|The fanlights of the second floor arched windows are gone today. What appears to be foliage at the top and bottom of the print is the result of a deteriorating plate or negative. photo by Wurts Bros. from the collection of the Museum of the City of New York|
The Silberman Fur Corporation would remain in the building for decades. In November 1941 it hosted a "buffet luncheon for the trade" celebrating its 75th Anniversary. The firm's wealthy owner, J. D. Silberman, had been the target of a somewhat surprising law suit two years earlier.
Silberman, who lived on an expansive estate in Scarsdale, New York, invited Albert C. Moss for the weekend in February 1939. The two went horseback riding and Moss, who was a paper company executive, was thrown. According to Moss he "received fractured ribs and injuries to his teeth, head and limbs." He sued Silberman alleging "he had been invited by his host at a Scarsdale estate to ride on a horse known to be unmanageable."
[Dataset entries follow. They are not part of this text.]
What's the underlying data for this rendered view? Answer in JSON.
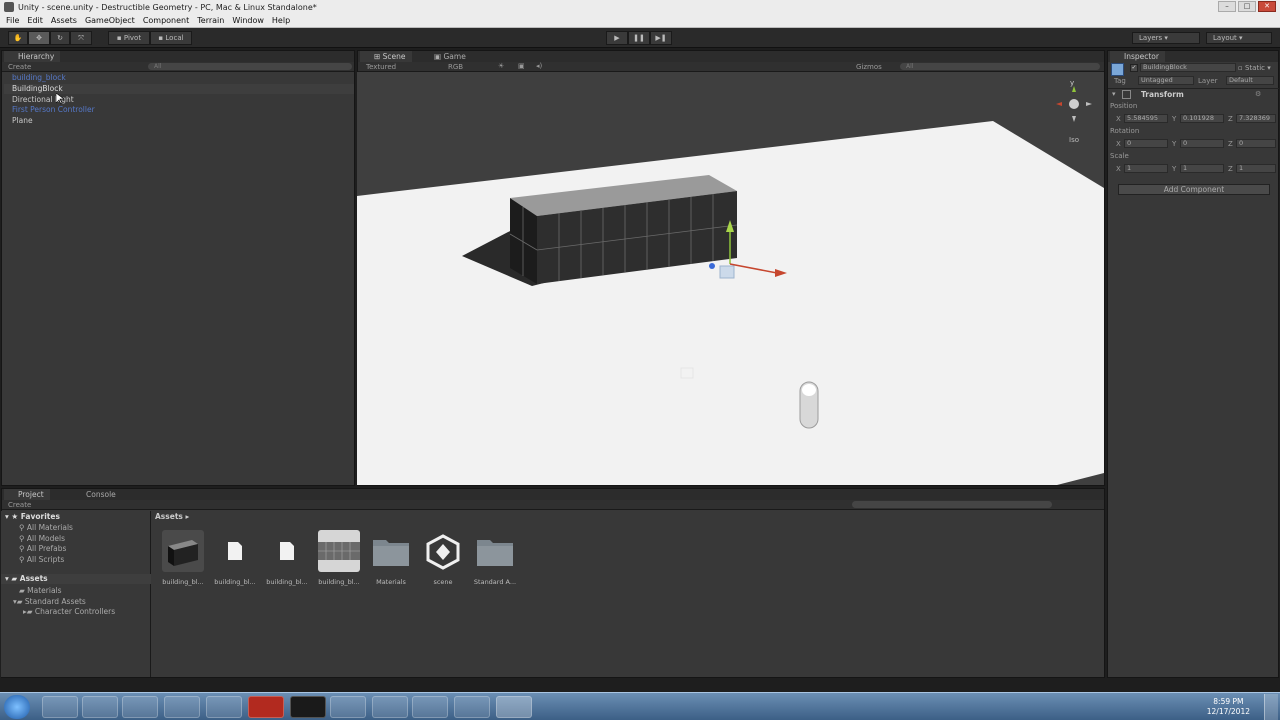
{
  "window": {
    "title": "Unity - scene.unity - Destructible Geometry - PC, Mac & Linux Standalone*"
  },
  "menu": [
    "File",
    "Edit",
    "Assets",
    "GameObject",
    "Component",
    "Terrain",
    "Window",
    "Help"
  ],
  "toolbar": {
    "pivot": "Pivot",
    "local": "Local",
    "layers": "Layers",
    "layout": "Layout"
  },
  "hierarchy": {
    "tab": "Hierarchy",
    "create": "Create",
    "search": "All",
    "items": [
      {
        "label": "building_block",
        "prefab": true
      },
      {
        "label": "BuildingBlock",
        "prefab": false
      },
      {
        "label": "Directional Light",
        "prefab": false
      },
      {
        "label": "First Person Controller",
        "prefab": true
      },
      {
        "label": "Plane",
        "prefab": false
      }
    ]
  },
  "scene": {
    "tab_scene": "Scene",
    "tab_game": "Game",
    "render_mode": "Textured",
    "color_mode": "RGB",
    "gizmos": "Gizmos",
    "gizmos_search": "All",
    "persp": "Iso",
    "axis_y": "y"
  },
  "inspector": {
    "tab": "Inspector",
    "object_name": "BuildingBlock",
    "static": "Static",
    "tag_label": "Tag",
    "tag_value": "Untagged",
    "layer_label": "Layer",
    "layer_value": "Default",
    "component": "Transform",
    "position_label": "Position",
    "rotation_label": "Rotation",
    "scale_label": "Scale",
    "position": {
      "x": "5.584595",
      "y": "0.101928",
      "z": "7.328369"
    },
    "rotation": {
      "x": "0",
      "y": "0",
      "z": "0"
    },
    "scale": {
      "x": "1",
      "y": "1",
      "z": "1"
    },
    "add_component": "Add Component"
  },
  "project": {
    "tab_project": "Project",
    "tab_console": "Console",
    "create": "Create",
    "favorites": "Favorites",
    "fav_items": [
      "All Materials",
      "All Models",
      "All Prefabs",
      "All Scripts"
    ],
    "assets_root": "Assets",
    "tree": [
      "Materials",
      "Standard Assets",
      "Character Controllers"
    ],
    "breadcrumb": "Assets",
    "assets": [
      {
        "name": "building_bl...",
        "kind": "model"
      },
      {
        "name": "building_bl...",
        "kind": "file"
      },
      {
        "name": "building_bl...",
        "kind": "file"
      },
      {
        "name": "building_bl...",
        "kind": "texture"
      },
      {
        "name": "Materials",
        "kind": "folder"
      },
      {
        "name": "scene",
        "kind": "unity"
      },
      {
        "name": "Standard A...",
        "kind": "folder"
      }
    ]
  },
  "taskbar": {
    "time": "8:59 PM",
    "date": "12/17/2012"
  }
}
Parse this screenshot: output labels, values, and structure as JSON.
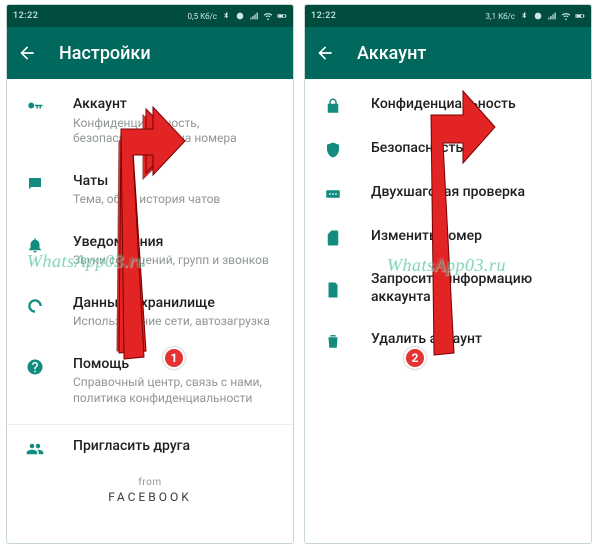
{
  "screens": {
    "left": {
      "status": {
        "time": "12:22",
        "net": "0,5 Кб/с"
      },
      "header": {
        "title": "Настройки"
      },
      "items": [
        {
          "title": "Аккаунт",
          "sub": "Конфиденциальность, безопасность, смена номера"
        },
        {
          "title": "Чаты",
          "sub": "Тема, обои, история чатов"
        },
        {
          "title": "Уведомления",
          "sub": "Звуки сообщений, групп и звонков"
        },
        {
          "title": "Данные и хранилище",
          "sub": "Использование сети, автозагрузка"
        },
        {
          "title": "Помощь",
          "sub": "Справочный центр, связь с нами, политика конфиденциальности"
        },
        {
          "title": "Пригласить друга",
          "sub": ""
        }
      ],
      "footer": {
        "from": "from",
        "brand": "FACEBOOK"
      }
    },
    "right": {
      "status": {
        "time": "12:22",
        "net": "3,1 Кб/с"
      },
      "header": {
        "title": "Аккаунт"
      },
      "items": [
        {
          "title": "Конфиденциальность"
        },
        {
          "title": "Безопасность"
        },
        {
          "title": "Двухшаговая проверка"
        },
        {
          "title": "Изменить номер"
        },
        {
          "title": "Запросить информацию аккаунта"
        },
        {
          "title": "Удалить аккаунт"
        }
      ]
    }
  },
  "annotations": {
    "badge1": "1",
    "badge2": "2",
    "watermark": "WhatsApp03.ru"
  }
}
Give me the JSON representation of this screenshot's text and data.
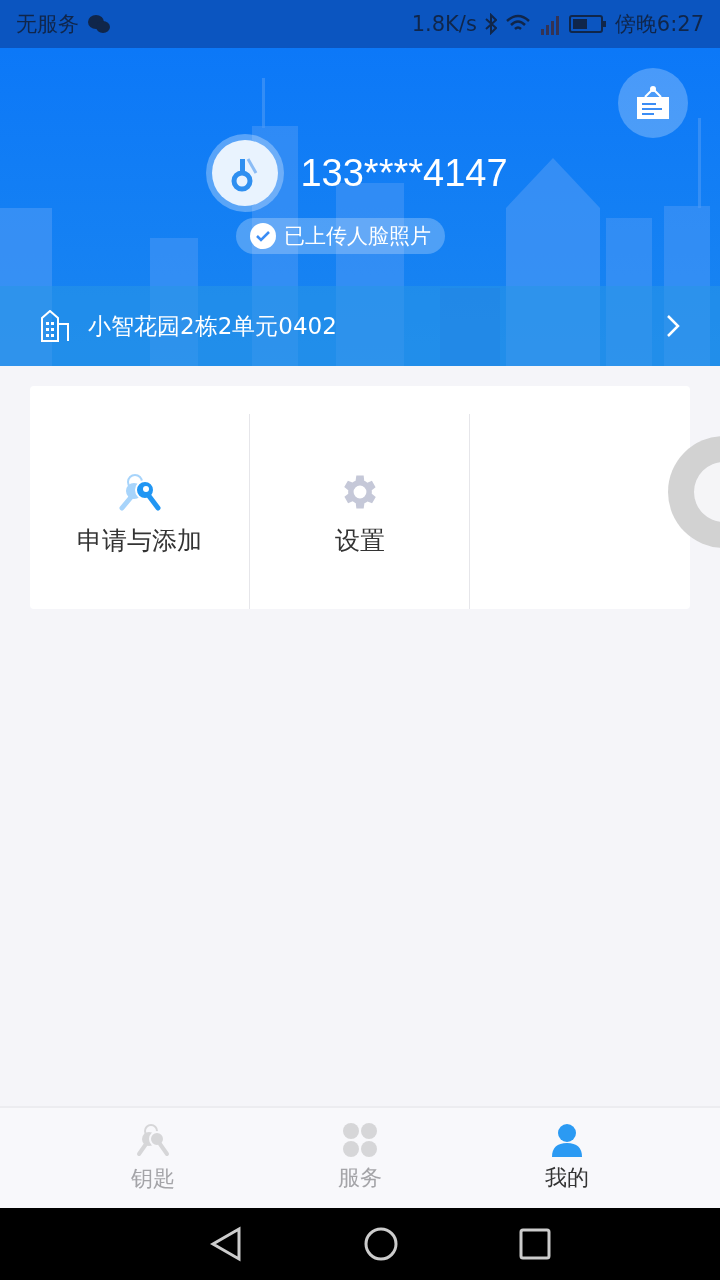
{
  "status_bar": {
    "carrier": "无服务",
    "speed": "1.8K/s",
    "time": "傍晚6:27"
  },
  "profile": {
    "phone": "133****4147",
    "face_badge": "已上传人脸照片",
    "address": "小智花园2栋2单元0402"
  },
  "menu": [
    {
      "kind": "keys",
      "label": "申请与添加"
    },
    {
      "kind": "settings",
      "label": "设置"
    },
    {
      "kind": "empty"
    }
  ],
  "tabs": [
    {
      "kind": "keys",
      "label": "钥匙",
      "selected": false
    },
    {
      "kind": "services",
      "label": "服务",
      "selected": false
    },
    {
      "kind": "me",
      "label": "我的",
      "selected": true
    }
  ]
}
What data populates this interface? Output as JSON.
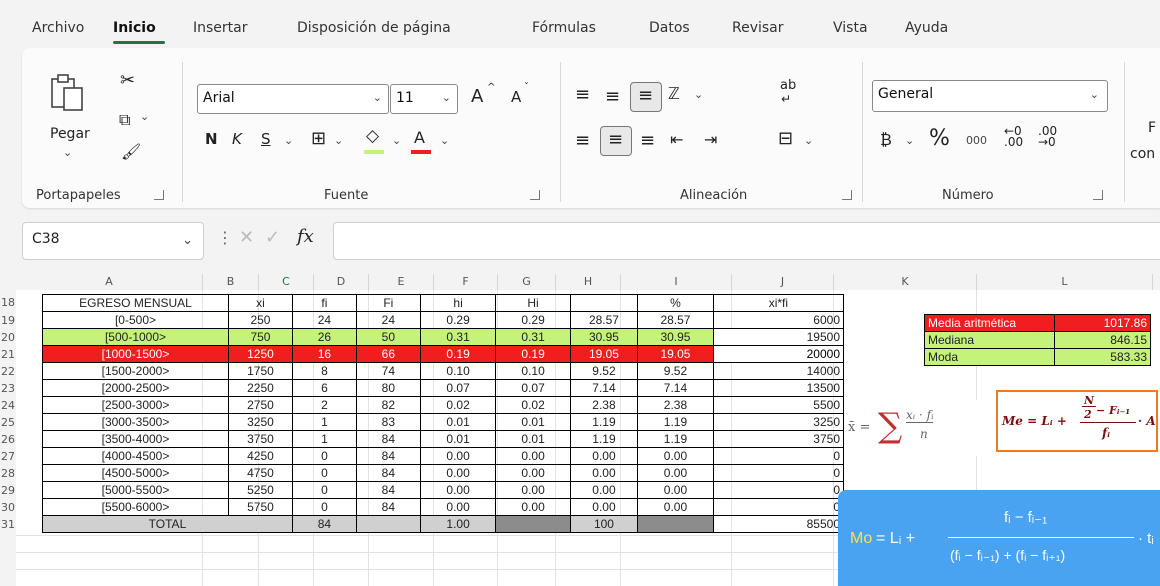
{
  "menu": {
    "items": [
      "Archivo",
      "Inicio",
      "Insertar",
      "Disposición de página",
      "Fórmulas",
      "Datos",
      "Revisar",
      "Vista",
      "Ayuda"
    ],
    "active": "Inicio"
  },
  "ribbon": {
    "clipboard": {
      "paste_label": "Pegar",
      "group": "Portapapeles"
    },
    "font": {
      "name": "Arial",
      "size": "11",
      "bold": "N",
      "italic": "K",
      "underline": "S",
      "grow": "A",
      "shrink": "A",
      "color_letter": "A",
      "group": "Fuente"
    },
    "alignment": {
      "group": "Alineación",
      "wrap": "ab"
    },
    "number": {
      "format": "General",
      "percent": "%",
      "thousands": "000",
      "group": "Número"
    },
    "overflow_partial": {
      "line1": "F",
      "line2": "con"
    }
  },
  "formula_bar": {
    "name_box": "C38",
    "fx": "fx",
    "value": ""
  },
  "columns": [
    "A",
    "B",
    "C",
    "D",
    "E",
    "F",
    "G",
    "H",
    "I",
    "J",
    "K",
    "L"
  ],
  "rows": [
    "18",
    "19",
    "20",
    "21",
    "22",
    "23",
    "24",
    "25",
    "26",
    "27",
    "28",
    "29",
    "30",
    "31"
  ],
  "table": {
    "headers": [
      "EGRESO MENSUAL",
      "xi",
      "fi",
      "Fi",
      "hi",
      "Hi",
      "",
      "%",
      "xi*fi"
    ],
    "rows": [
      [
        "[0-500>",
        "250",
        "24",
        "24",
        "0.29",
        "0.29",
        "28.57",
        "28.57",
        "6000"
      ],
      [
        "[500-1000>",
        "750",
        "26",
        "50",
        "0.31",
        "0.31",
        "30.95",
        "30.95",
        "19500"
      ],
      [
        "[1000-1500>",
        "1250",
        "16",
        "66",
        "0.19",
        "0.19",
        "19.05",
        "19.05",
        "20000"
      ],
      [
        "[1500-2000>",
        "1750",
        "8",
        "74",
        "0.10",
        "0.10",
        "9.52",
        "9.52",
        "14000"
      ],
      [
        "[2000-2500>",
        "2250",
        "6",
        "80",
        "0.07",
        "0.07",
        "7.14",
        "7.14",
        "13500"
      ],
      [
        "[2500-3000>",
        "2750",
        "2",
        "82",
        "0.02",
        "0.02",
        "2.38",
        "2.38",
        "5500"
      ],
      [
        "[3000-3500>",
        "3250",
        "1",
        "83",
        "0.01",
        "0.01",
        "1.19",
        "1.19",
        "3250"
      ],
      [
        "[3500-4000>",
        "3750",
        "1",
        "84",
        "0.01",
        "0.01",
        "1.19",
        "1.19",
        "3750"
      ],
      [
        "[4000-4500>",
        "4250",
        "0",
        "84",
        "0.00",
        "0.00",
        "0.00",
        "0.00",
        "0"
      ],
      [
        "[4500-5000>",
        "4750",
        "0",
        "84",
        "0.00",
        "0.00",
        "0.00",
        "0.00",
        "0"
      ],
      [
        "[5000-5500>",
        "5250",
        "0",
        "84",
        "0.00",
        "0.00",
        "0.00",
        "0.00",
        "0"
      ],
      [
        "[5500-6000>",
        "5750",
        "0",
        "84",
        "0.00",
        "0.00",
        "0.00",
        "0.00",
        "0"
      ]
    ],
    "total": [
      "TOTAL",
      "84",
      "1.00",
      "100",
      "85500"
    ]
  },
  "stats": [
    {
      "label": "Media aritmética",
      "value": "1017.86"
    },
    {
      "label": "Mediana",
      "value": "846.15"
    },
    {
      "label": "Moda",
      "value": "583.33"
    }
  ],
  "formulas": {
    "mean": {
      "lhs": "x̄ =",
      "sigma": "∑",
      "num": "xᵢ · fᵢ",
      "den": "n"
    },
    "median": {
      "lhs": "Me = Lᵢ +",
      "num_top": "N",
      "num_top_den": "2",
      "num_rest": "− Fᵢ₋₁",
      "den": "fᵢ",
      "tail": "· A"
    },
    "mode": {
      "lhs_mo": "Mo",
      "lhs_rest": " = Lᵢ +",
      "num": "fᵢ − fᵢ₋₁",
      "den": "(fᵢ − fᵢ₋₁) + (fᵢ − fᵢ₊₁)",
      "tail": "· tᵢ"
    }
  },
  "colors": {
    "green": "#c4f27a",
    "red": "#f01e1e",
    "mode_box": "#4aa3f0",
    "median_border": "#f07a1e",
    "accent": "#217346"
  }
}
Silberman's "general denial" implied it was Moss's lack of skill rather than the horse's temperament which resulted in the accident. One assumes it was the last weekend invitation Moss received, as well.
Although the fur district joined the garment center north of 34th Street in the second half of the 20th century, at least one related concern remained at Nos. 239-241 West 30th Street. The Lou Nierenberg Corporation, makers of fake furs, filled the entire building in the mid-1960s. The New York Times called the firm "probably the largest producer of such garments."
In 1967 owner Lou Nierenberg signed an agreement with Stanley Blacker to produce the apparel firm's line of artificial fur coats. The partnership was exceptionally successful. Herbert Koshetz, writing in The New York Times on January 25, 1970 noted "The following year, he made a total of 25,000 coats for men. In 1969, he produced 60,000, and [Nierenberg] said this year the figure would go to 120,000."
Lou Nierenberg Corporation was gone from West 30th Street by the early 1990s, when the Chelsea Clinic was providing free shots for children here. Other medical offices moved into the building, and in 2003 the ground floor was renovated for a dental office. A less traditional treatment center, the Edgar Cayce Center, took space in 2016.
|While damaged, the intricate fanlight over the show window survives.|
photographs by the author